**Work task**: Please provide the entries below again, word for word.

Data items:

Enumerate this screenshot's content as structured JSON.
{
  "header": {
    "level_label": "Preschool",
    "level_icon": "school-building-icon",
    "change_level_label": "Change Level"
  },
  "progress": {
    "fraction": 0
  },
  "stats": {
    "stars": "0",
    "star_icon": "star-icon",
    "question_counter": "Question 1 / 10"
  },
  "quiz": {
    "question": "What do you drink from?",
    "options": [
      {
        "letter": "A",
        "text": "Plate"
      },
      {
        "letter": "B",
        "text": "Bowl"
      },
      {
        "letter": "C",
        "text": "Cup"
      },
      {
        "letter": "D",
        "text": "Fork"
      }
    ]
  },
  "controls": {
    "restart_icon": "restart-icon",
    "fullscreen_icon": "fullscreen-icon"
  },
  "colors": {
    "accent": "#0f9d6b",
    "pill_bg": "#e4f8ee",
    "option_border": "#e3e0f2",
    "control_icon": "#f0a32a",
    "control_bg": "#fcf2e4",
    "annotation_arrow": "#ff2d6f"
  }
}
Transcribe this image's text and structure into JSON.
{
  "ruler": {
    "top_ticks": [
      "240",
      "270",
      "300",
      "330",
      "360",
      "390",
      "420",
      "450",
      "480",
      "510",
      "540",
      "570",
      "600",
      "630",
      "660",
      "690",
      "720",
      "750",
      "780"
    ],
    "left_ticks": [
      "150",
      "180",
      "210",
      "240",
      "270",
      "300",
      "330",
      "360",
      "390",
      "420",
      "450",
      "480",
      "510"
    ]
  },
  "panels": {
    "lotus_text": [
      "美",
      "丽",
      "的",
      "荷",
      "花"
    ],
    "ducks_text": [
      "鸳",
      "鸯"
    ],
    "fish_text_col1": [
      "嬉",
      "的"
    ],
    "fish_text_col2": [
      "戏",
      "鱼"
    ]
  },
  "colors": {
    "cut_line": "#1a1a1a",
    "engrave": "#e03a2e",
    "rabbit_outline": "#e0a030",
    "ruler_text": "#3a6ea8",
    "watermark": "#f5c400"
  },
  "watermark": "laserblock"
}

**Answer to this task**:
Enumerate this screenshot's content as structured JSON.
{
  "header": {
    "level_label": "Preschool",
    "level_icon": "school-building-icon",
    "change_level_label": "Change Level"
  },
  "progress": {
    "fraction": 0
  },
  "stats": {
    "stars": "0",
    "star_icon": "star-icon",
    "question_counter": "Question 1 / 10"
  },
  "quiz": {
    "question": "What do you drink from?",
    "options": [
      {
        "letter": "A",
        "text": "Plate"
      },
      {
        "letter": "B",
        "text": "Bowl"
      },
      {
        "letter": "C",
        "text": "Cup"
      },
      {
        "letter": "D",
        "text": "Fork"
      }
    ]
  },
  "controls": {
    "restart_icon": "restart-icon",
    "fullscreen_icon": "fullscreen-icon"
  },
  "colors": {
    "accent": "#0f9d6b",
    "pill_bg": "#e4f8ee",
    "option_border": "#e3e0f2",
    "control_icon": "#f0a32a",
    "control_bg": "#fcf2e4",
    "annotation_arrow": "#ff2d6f"
  }
}
Transcribe this image's text and structure into JSON.
{
  "ruler": {
    "top_ticks": [
      "240",
      "270",
      "300",
      "330",
      "360",
      "390",
      "420",
      "450",
      "480",
      "510",
      "540",
      "570",
      "600",
      "630",
      "660",
      "690",
      "720",
      "750",
      "780"
    ],
    "left_ticks": [
      "150",
      "180",
      "210",
      "240",
      "270",
      "300",
      "330",
      "360",
      "390",
      "420",
      "450",
      "480",
      "510"
    ]
  },
  "panels": {
    "lotus_text": [
      "美",
      "丽",
      "的",
      "荷",
      "花"
    ],
    "ducks_text": [
      "鸳",
      "鸯"
    ],
    "fish_text_col1": [
      "嬉",
      "的"
    ],
    "fish_text_col2": [
      "戏",
      "鱼"
    ]
  },
  "colors": {
    "cut_line": "#1a1a1a",
    "engrave": "#e03a2e",
    "rabbit_outline": "#e0a030",
    "ruler_text": "#3a6ea8",
    "watermark": "#f5c400"
  },
  "watermark": "laserblock"
}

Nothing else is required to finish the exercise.